  • Abstract: One year since a diplomatic crisis split the Gulf Cooperation Council (GCC), Morocco, Algeria, and Tunisia have maintained neutral positions towards the feud. In light of deepening ties between the Maghreb and GCC states—and the pressure by some Gulf regimes on their allies to choose sides—the Maghreb’s neutrality has been particularly notable. The ability of Maghreb governments to stay out of the crossfire of the intra-GCC conflict demonstrates pragmatism and confidence as well as the limits of GCC influence in the Maghreb. The stakes were different for each Maghreb country in pursuing neutrality on the Gulf rift. At stake for Morocco were billions of dollars in aid and investment promised by Saudi Arabia and the UAE, as well as diplomatic support for Morocco’s sovereignty over Western Sahara, Rabat’s top foreign policy priority. For cash-strapped Tunisia, Gulf aid and investment are critical, but aligning with either side in the Gulf dispute would have jeopardized its single most important political achievement in the post-Ben Ali era—the political compromise between the Ennahda and Nidaa Tounes parties. Algeria’s financial independence and mistrust of external intervention has made it the least susceptible to GCC intervention and influence. Conflict-torn Libya is an outlier, and for the foreseeable future will continue to be an arena for GCC intervention and proxy struggles. Gulf Arab-Maghreb ties will continue to matter for both sides. The Maghreb will continue to be dependent on Gulf aid and investment, and the Gulf will look to maintain strategic ties with its Maghreb partners. But moving forward, those ties will be shaped more by pragmatism and self-interest than political or ideological cohesion.

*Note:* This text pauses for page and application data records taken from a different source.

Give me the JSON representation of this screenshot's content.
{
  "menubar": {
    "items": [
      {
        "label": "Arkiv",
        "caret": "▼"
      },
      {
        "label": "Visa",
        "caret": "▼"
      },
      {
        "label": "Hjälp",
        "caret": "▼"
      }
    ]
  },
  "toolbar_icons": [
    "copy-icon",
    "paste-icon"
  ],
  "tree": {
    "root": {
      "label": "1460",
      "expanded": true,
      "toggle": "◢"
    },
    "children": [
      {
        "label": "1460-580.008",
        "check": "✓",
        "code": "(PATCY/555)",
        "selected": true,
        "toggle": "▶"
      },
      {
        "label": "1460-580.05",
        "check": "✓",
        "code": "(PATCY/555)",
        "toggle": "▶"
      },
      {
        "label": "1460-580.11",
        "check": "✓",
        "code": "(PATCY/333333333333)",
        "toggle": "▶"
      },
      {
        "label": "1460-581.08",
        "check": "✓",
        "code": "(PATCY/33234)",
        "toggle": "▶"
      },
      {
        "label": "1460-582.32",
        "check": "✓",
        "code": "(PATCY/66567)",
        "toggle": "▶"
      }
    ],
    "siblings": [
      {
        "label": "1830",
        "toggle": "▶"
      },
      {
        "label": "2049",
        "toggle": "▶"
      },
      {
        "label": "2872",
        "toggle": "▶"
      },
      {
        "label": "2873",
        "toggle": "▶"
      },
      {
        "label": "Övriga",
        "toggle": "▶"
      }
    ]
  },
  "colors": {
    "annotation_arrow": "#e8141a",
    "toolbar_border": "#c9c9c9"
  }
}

  • Topic: Foreign Policy, Diplomacy, Regional Cooperation, Economic Cooperation
  • Political Geography: Africa, Libya, Algeria, North Africa, Maghreb, Persian Gulf